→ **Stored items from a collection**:
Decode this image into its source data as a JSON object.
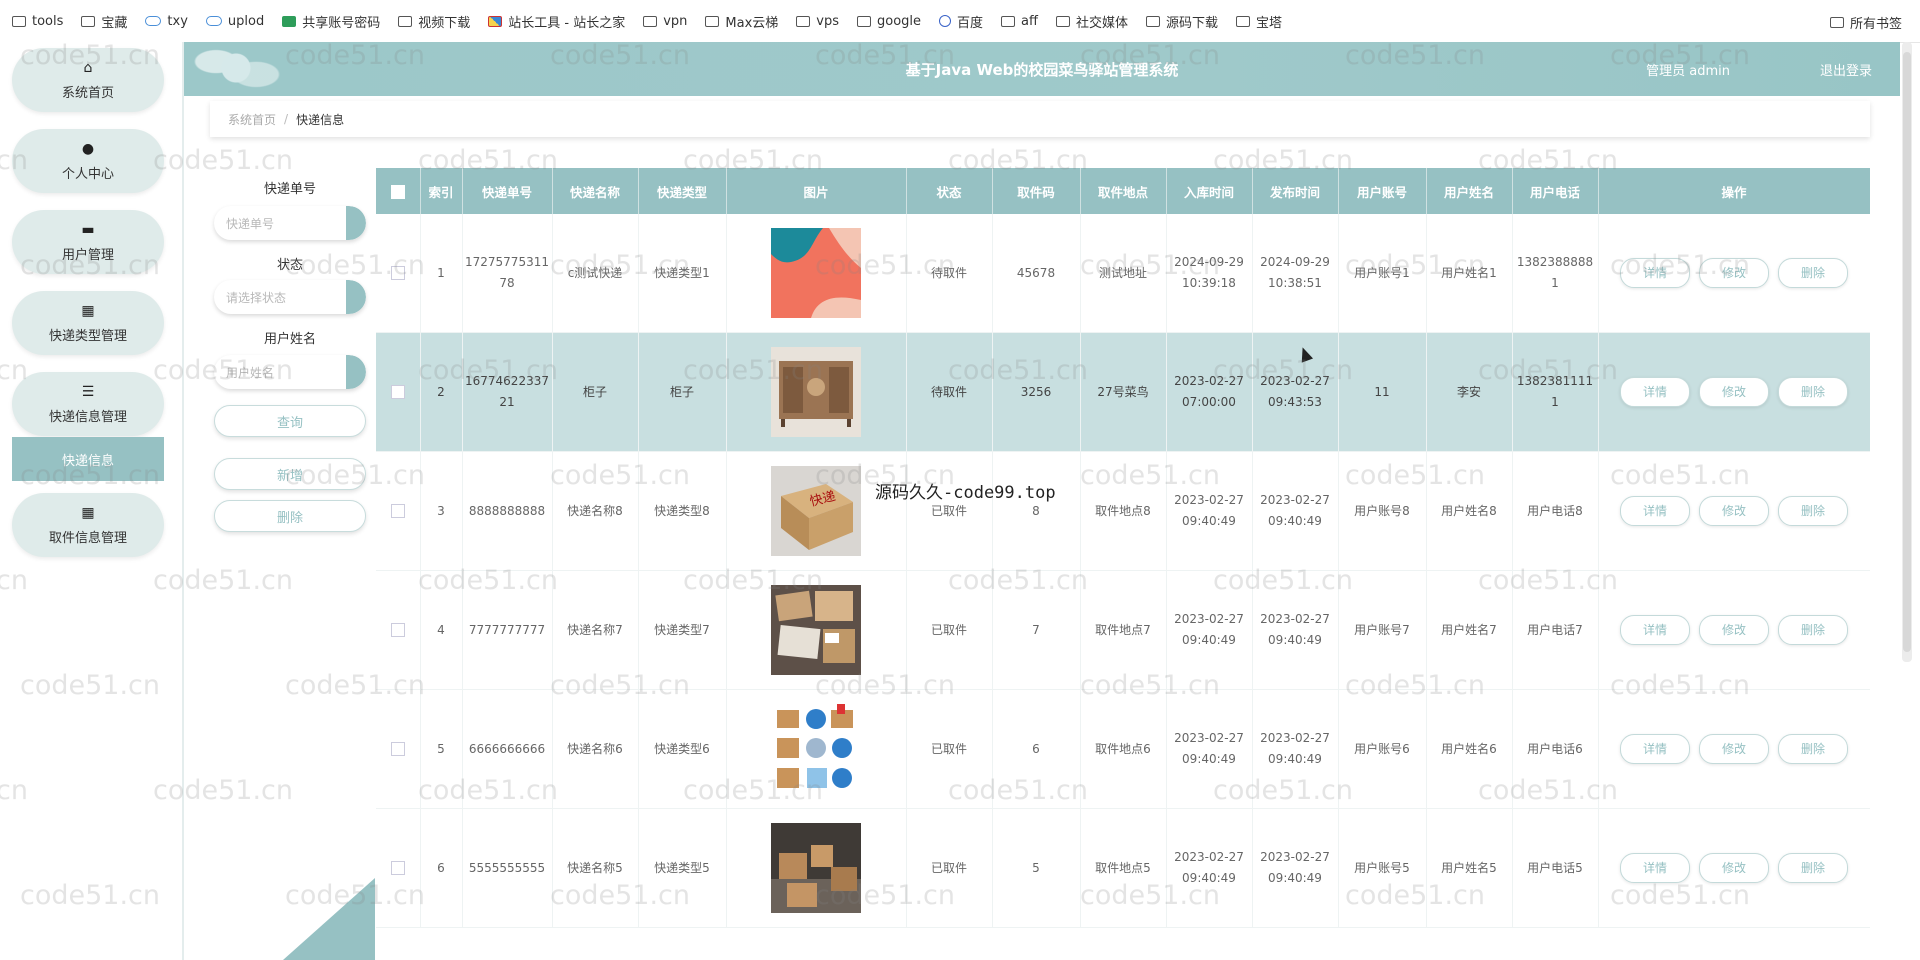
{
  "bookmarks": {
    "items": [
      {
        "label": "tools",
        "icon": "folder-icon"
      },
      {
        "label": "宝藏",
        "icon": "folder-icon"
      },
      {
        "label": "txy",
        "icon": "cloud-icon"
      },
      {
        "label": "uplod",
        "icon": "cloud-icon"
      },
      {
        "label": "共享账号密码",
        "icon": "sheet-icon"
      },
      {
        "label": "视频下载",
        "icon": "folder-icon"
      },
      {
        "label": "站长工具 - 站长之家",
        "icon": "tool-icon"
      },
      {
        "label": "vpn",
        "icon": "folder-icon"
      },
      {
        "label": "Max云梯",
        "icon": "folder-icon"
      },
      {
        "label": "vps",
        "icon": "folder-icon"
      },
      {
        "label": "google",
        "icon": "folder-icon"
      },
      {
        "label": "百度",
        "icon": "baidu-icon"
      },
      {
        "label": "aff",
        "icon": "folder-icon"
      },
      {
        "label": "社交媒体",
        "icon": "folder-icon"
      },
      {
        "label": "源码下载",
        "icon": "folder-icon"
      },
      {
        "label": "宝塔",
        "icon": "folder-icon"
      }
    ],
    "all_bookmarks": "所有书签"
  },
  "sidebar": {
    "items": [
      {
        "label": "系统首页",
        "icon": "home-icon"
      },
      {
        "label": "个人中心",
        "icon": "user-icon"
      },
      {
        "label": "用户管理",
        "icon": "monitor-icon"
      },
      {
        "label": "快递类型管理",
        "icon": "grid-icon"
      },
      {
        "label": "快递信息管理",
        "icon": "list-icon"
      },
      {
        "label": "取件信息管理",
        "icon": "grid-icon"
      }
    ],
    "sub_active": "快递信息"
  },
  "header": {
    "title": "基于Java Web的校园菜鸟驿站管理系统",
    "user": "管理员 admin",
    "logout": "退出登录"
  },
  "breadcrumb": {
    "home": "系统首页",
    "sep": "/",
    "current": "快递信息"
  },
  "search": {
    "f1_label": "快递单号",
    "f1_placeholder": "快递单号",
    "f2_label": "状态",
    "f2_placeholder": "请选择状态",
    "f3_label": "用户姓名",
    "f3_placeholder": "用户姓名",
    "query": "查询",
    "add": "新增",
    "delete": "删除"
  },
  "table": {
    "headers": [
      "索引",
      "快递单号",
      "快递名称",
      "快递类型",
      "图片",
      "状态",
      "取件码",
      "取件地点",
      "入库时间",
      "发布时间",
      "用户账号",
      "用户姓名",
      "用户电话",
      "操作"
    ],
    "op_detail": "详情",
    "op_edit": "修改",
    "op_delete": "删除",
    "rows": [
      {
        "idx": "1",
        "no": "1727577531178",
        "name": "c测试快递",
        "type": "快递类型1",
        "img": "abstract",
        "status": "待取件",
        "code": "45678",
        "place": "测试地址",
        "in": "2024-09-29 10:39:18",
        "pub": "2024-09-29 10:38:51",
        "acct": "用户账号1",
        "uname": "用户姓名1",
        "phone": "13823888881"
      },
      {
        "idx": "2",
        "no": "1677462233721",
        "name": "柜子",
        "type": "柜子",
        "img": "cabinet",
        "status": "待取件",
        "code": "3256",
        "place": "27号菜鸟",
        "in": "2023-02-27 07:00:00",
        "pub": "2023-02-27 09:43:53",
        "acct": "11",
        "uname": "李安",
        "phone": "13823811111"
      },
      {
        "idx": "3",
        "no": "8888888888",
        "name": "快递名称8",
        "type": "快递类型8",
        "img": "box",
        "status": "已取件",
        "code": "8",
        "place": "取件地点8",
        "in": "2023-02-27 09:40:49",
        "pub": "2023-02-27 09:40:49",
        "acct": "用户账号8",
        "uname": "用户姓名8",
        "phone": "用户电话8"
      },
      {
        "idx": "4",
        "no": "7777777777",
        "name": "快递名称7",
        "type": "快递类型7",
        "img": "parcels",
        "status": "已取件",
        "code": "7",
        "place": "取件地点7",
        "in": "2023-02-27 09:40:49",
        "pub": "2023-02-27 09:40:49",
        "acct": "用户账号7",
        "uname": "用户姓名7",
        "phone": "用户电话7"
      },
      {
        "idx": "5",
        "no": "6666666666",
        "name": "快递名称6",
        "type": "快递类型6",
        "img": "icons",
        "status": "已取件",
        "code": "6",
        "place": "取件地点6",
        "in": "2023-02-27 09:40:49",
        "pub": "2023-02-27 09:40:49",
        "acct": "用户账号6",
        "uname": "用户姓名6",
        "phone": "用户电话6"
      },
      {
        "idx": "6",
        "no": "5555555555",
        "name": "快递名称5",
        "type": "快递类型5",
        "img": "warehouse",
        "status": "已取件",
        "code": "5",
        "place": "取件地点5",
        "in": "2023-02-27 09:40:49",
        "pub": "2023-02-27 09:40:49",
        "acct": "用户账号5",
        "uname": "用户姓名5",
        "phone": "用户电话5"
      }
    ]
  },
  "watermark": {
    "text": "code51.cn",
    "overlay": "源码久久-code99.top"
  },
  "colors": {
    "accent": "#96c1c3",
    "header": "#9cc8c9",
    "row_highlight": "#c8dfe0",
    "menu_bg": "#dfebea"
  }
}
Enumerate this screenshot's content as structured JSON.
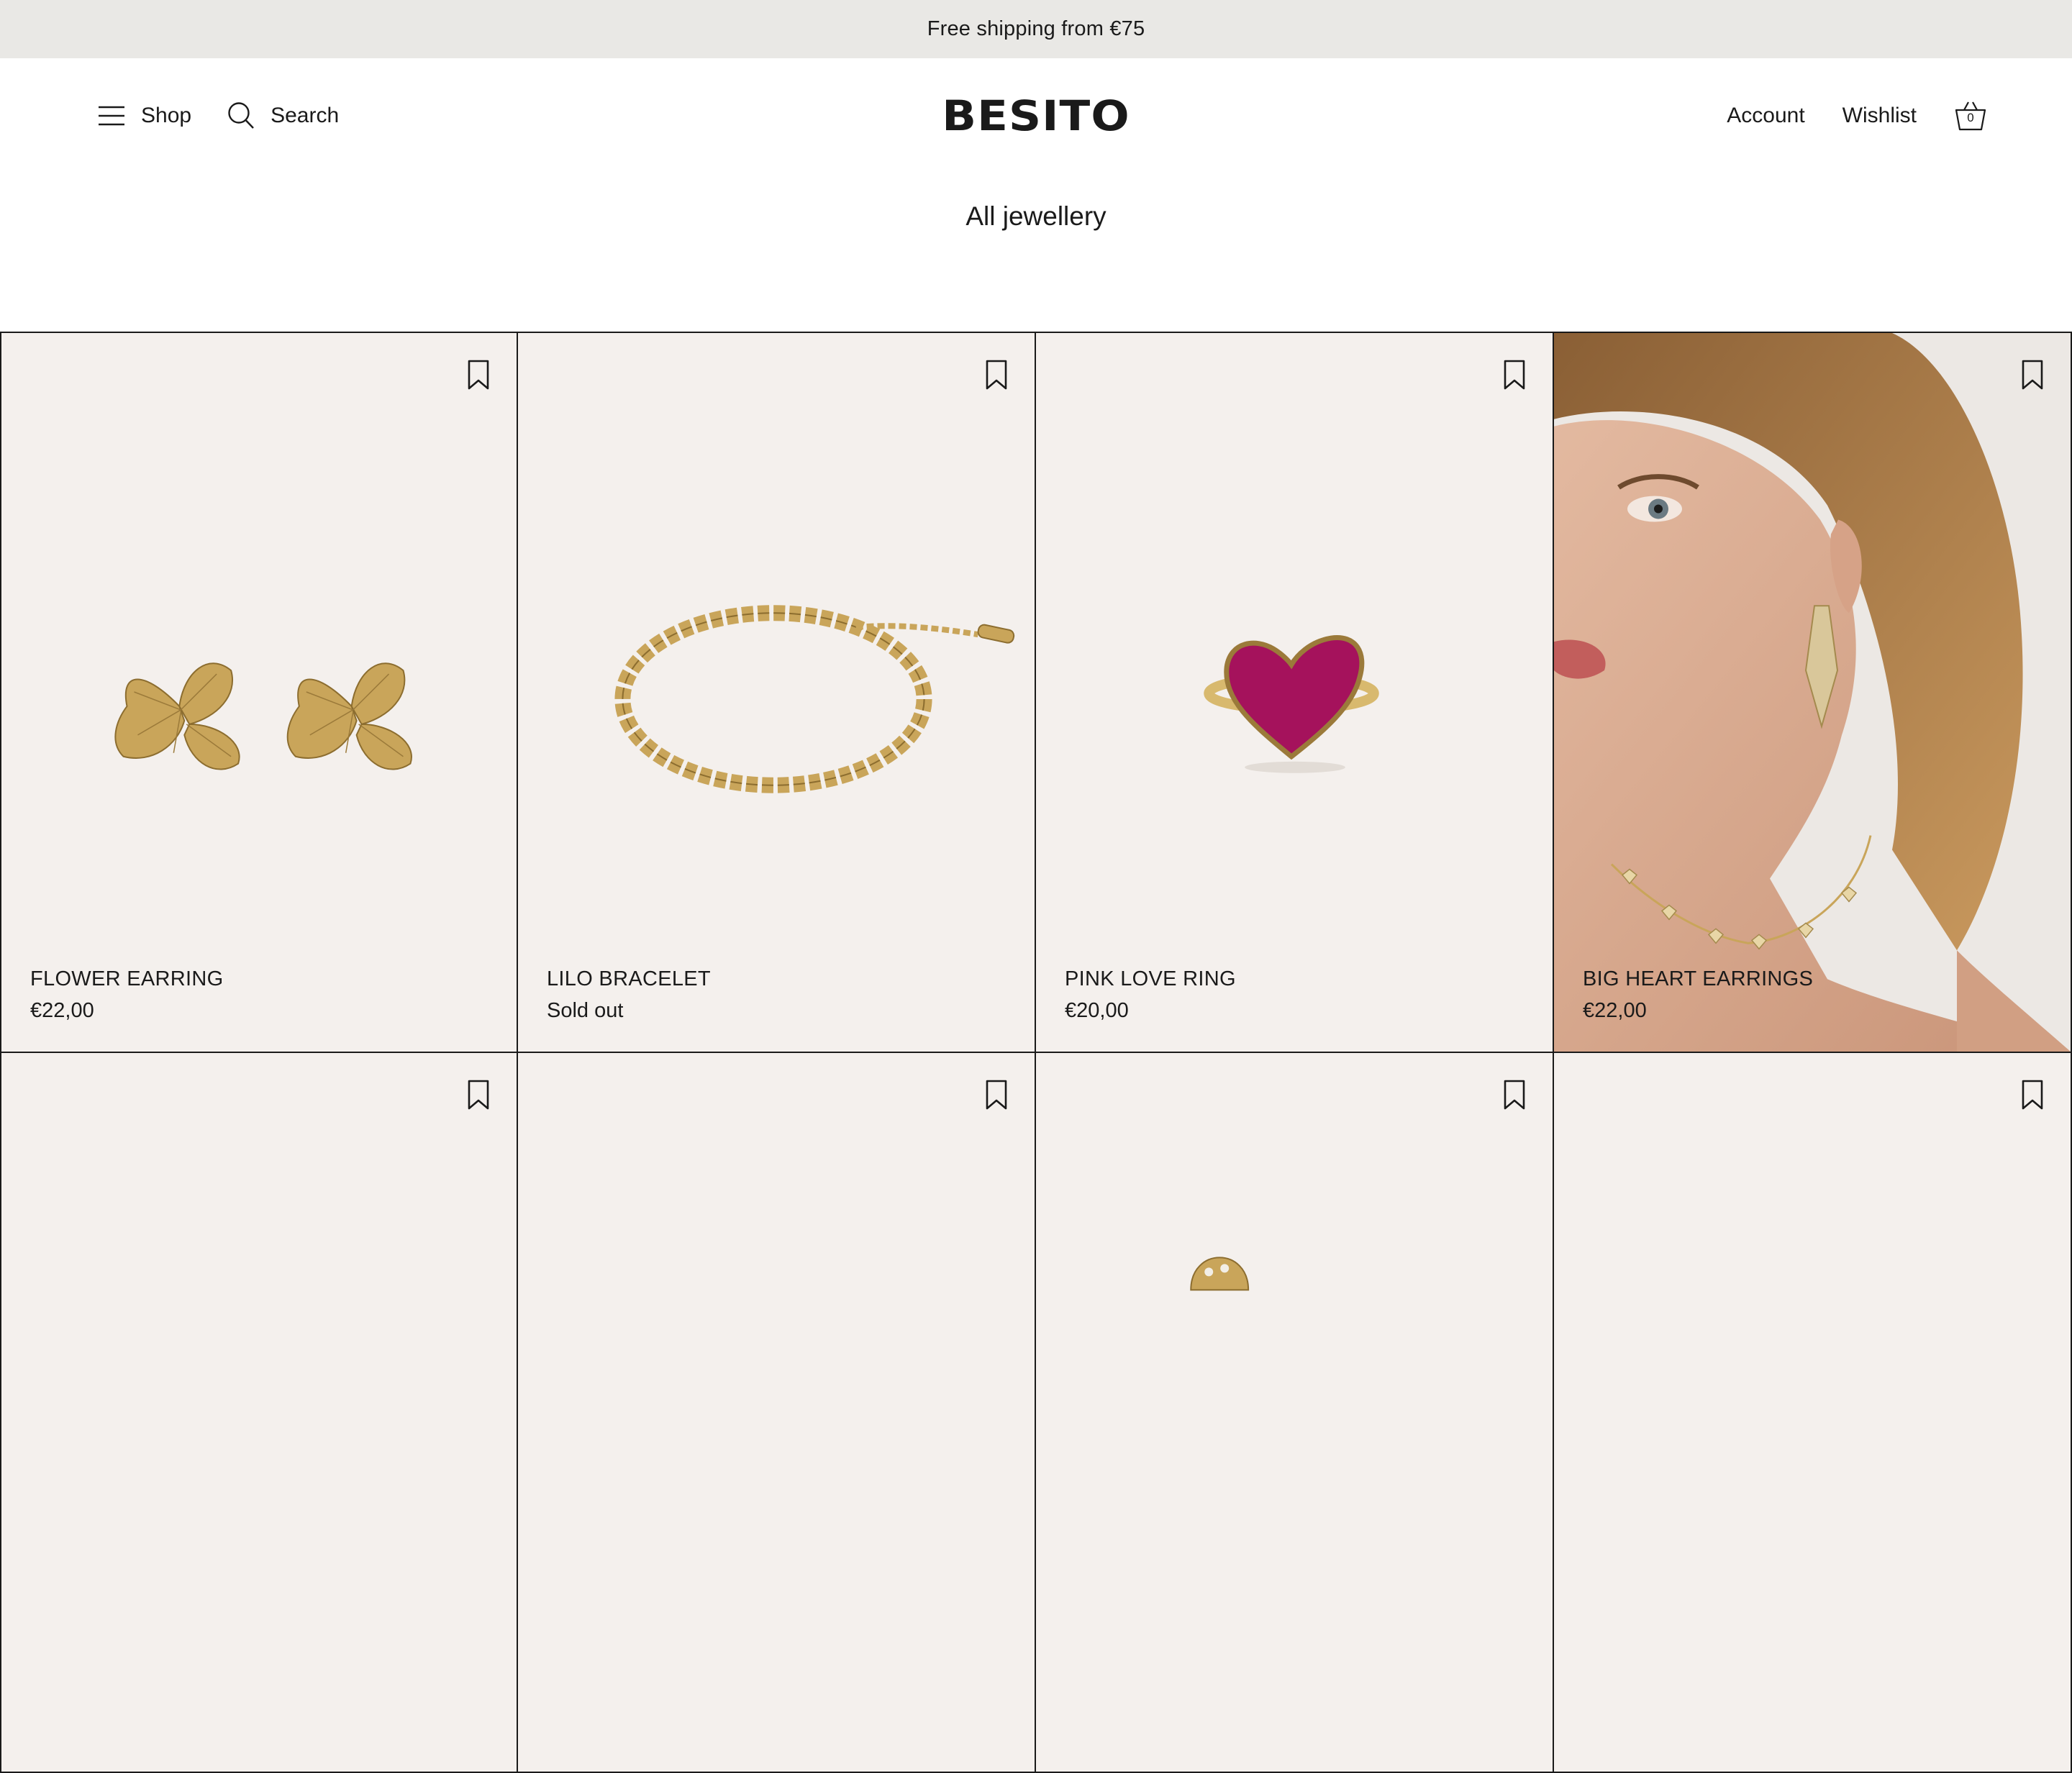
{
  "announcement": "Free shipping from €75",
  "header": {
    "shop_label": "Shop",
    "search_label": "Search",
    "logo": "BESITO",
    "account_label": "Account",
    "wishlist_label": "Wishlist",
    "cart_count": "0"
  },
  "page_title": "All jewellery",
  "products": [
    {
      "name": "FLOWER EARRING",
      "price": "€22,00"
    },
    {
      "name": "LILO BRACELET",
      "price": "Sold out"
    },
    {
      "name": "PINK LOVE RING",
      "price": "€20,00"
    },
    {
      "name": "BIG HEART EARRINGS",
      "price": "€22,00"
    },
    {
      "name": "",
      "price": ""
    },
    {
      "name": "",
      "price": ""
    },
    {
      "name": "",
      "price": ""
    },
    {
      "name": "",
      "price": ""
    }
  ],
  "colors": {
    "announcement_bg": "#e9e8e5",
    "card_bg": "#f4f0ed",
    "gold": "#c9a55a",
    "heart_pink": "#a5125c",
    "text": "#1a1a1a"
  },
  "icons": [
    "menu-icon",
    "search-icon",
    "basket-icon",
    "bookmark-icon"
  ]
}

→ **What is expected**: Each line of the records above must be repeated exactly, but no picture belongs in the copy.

→ **Exercise response**:
Decode this image into its source data as a JSON object.
{
  "bookmarks": {
    "items": [
      {
        "label": "tools",
        "icon": "folder-icon"
      },
      {
        "label": "宝藏",
        "icon": "folder-icon"
      },
      {
        "label": "txy",
        "icon": "cloud-icon"
      },
      {
        "label": "uplod",
        "icon": "cloud-icon"
      },
      {
        "label": "共享账号密码",
        "icon": "sheet-icon"
      },
      {
        "label": "视频下载",
        "icon": "folder-icon"
      },
      {
        "label": "站长工具 - 站长之家",
        "icon": "tool-icon"
      },
      {
        "label": "vpn",
        "icon": "folder-icon"
      },
      {
        "label": "Max云梯",
        "icon": "folder-icon"
      },
      {
        "label": "vps",
        "icon": "folder-icon"
      },
      {
        "label": "google",
        "icon": "folder-icon"
      },
      {
        "label": "百度",
        "icon": "baidu-icon"
      },
      {
        "label": "aff",
        "icon": "folder-icon"
      },
      {
        "label": "社交媒体",
        "icon": "folder-icon"
      },
      {
        "label": "源码下载",
        "icon": "folder-icon"
      },
      {
        "label": "宝塔",
        "icon": "folder-icon"
      }
    ],
    "all_bookmarks": "所有书签"
  },
  "sidebar": {
    "items": [
      {
        "label": "系统首页",
        "icon": "home-icon"
      },
      {
        "label": "个人中心",
        "icon": "user-icon"
      },
      {
        "label": "用户管理",
        "icon": "monitor-icon"
      },
      {
        "label": "快递类型管理",
        "icon": "grid-icon"
      },
      {
        "label": "快递信息管理",
        "icon": "list-icon"
      },
      {
        "label": "取件信息管理",
        "icon": "grid-icon"
      }
    ],
    "sub_active": "快递信息"
  },
  "header": {
    "title": "基于Java Web的校园菜鸟驿站管理系统",
    "user": "管理员 admin",
    "logout": "退出登录"
  },
  "breadcrumb": {
    "home": "系统首页",
    "sep": "/",
    "current": "快递信息"
  },
  "search": {
    "f1_label": "快递单号",
    "f1_placeholder": "快递单号",
    "f2_label": "状态",
    "f2_placeholder": "请选择状态",
    "f3_label": "用户姓名",
    "f3_placeholder": "用户姓名",
    "query": "查询",
    "add": "新增",
    "delete": "删除"
  },
  "table": {
    "headers": [
      "索引",
      "快递单号",
      "快递名称",
      "快递类型",
      "图片",
      "状态",
      "取件码",
      "取件地点",
      "入库时间",
      "发布时间",
      "用户账号",
      "用户姓名",
      "用户电话",
      "操作"
    ],
    "op_detail": "详情",
    "op_edit": "修改",
    "op_delete": "删除",
    "rows": [
      {
        "idx": "1",
        "no": "1727577531178",
        "name": "c测试快递",
        "type": "快递类型1",
        "img": "abstract",
        "status": "待取件",
        "code": "45678",
        "place": "测试地址",
        "in": "2024-09-29 10:39:18",
        "pub": "2024-09-29 10:38:51",
        "acct": "用户账号1",
        "uname": "用户姓名1",
        "phone": "13823888881"
      },
      {
        "idx": "2",
        "no": "1677462233721",
        "name": "柜子",
        "type": "柜子",
        "img": "cabinet",
        "status": "待取件",
        "code": "3256",
        "place": "27号菜鸟",
        "in": "2023-02-27 07:00:00",
        "pub": "2023-02-27 09:43:53",
        "acct": "11",
        "uname": "李安",
        "phone": "13823811111"
      },
      {
        "idx": "3",
        "no": "8888888888",
        "name": "快递名称8",
        "type": "快递类型8",
        "img": "box",
        "status": "已取件",
        "code": "8",
        "place": "取件地点8",
        "in": "2023-02-27 09:40:49",
        "pub": "2023-02-27 09:40:49",
        "acct": "用户账号8",
        "uname": "用户姓名8",
        "phone": "用户电话8"
      },
      {
        "idx": "4",
        "no": "7777777777",
        "name": "快递名称7",
        "type": "快递类型7",
        "img": "parcels",
        "status": "已取件",
        "code": "7",
        "place": "取件地点7",
        "in": "2023-02-27 09:40:49",
        "pub": "2023-02-27 09:40:49",
        "acct": "用户账号7",
        "uname": "用户姓名7",
        "phone": "用户电话7"
      },
      {
        "idx": "5",
        "no": "6666666666",
        "name": "快递名称6",
        "type": "快递类型6",
        "img": "icons",
        "status": "已取件",
        "code": "6",
        "place": "取件地点6",
        "in": "2023-02-27 09:40:49",
        "pub": "2023-02-27 09:40:49",
        "acct": "用户账号6",
        "uname": "用户姓名6",
        "phone": "用户电话6"
      },
      {
        "idx": "6",
        "no": "5555555555",
        "name": "快递名称5",
        "type": "快递类型5",
        "img": "warehouse",
        "status": "已取件",
        "code": "5",
        "place": "取件地点5",
        "in": "2023-02-27 09:40:49",
        "pub": "2023-02-27 09:40:49",
        "acct": "用户账号5",
        "uname": "用户姓名5",
        "phone": "用户电话5"
      }
    ]
  },
  "watermark": {
    "text": "code51.cn",
    "overlay": "源码久久-code99.top"
  },
  "colors": {
    "accent": "#96c1c3",
    "header": "#9cc8c9",
    "row_highlight": "#c8dfe0",
    "menu_bg": "#dfebea"
  }
}
Enumerate this screenshot's content as structured JSON.
{
  "announcement": "Free shipping from €75",
  "header": {
    "shop_label": "Shop",
    "search_label": "Search",
    "logo": "BESITO",
    "account_label": "Account",
    "wishlist_label": "Wishlist",
    "cart_count": "0"
  },
  "page_title": "All jewellery",
  "products": [
    {
      "name": "FLOWER EARRING",
      "price": "€22,00"
    },
    {
      "name": "LILO BRACELET",
      "price": "Sold out"
    },
    {
      "name": "PINK LOVE RING",
      "price": "€20,00"
    },
    {
      "name": "BIG HEART EARRINGS",
      "price": "€22,00"
    },
    {
      "name": "",
      "price": ""
    },
    {
      "name": "",
      "price": ""
    },
    {
      "name": "",
      "price": ""
    },
    {
      "name": "",
      "price": ""
    }
  ],
  "colors": {
    "announcement_bg": "#e9e8e5",
    "card_bg": "#f4f0ed",
    "gold": "#c9a55a",
    "heart_pink": "#a5125c",
    "text": "#1a1a1a"
  },
  "icons": [
    "menu-icon",
    "search-icon",
    "basket-icon",
    "bookmark-icon"
  ]
}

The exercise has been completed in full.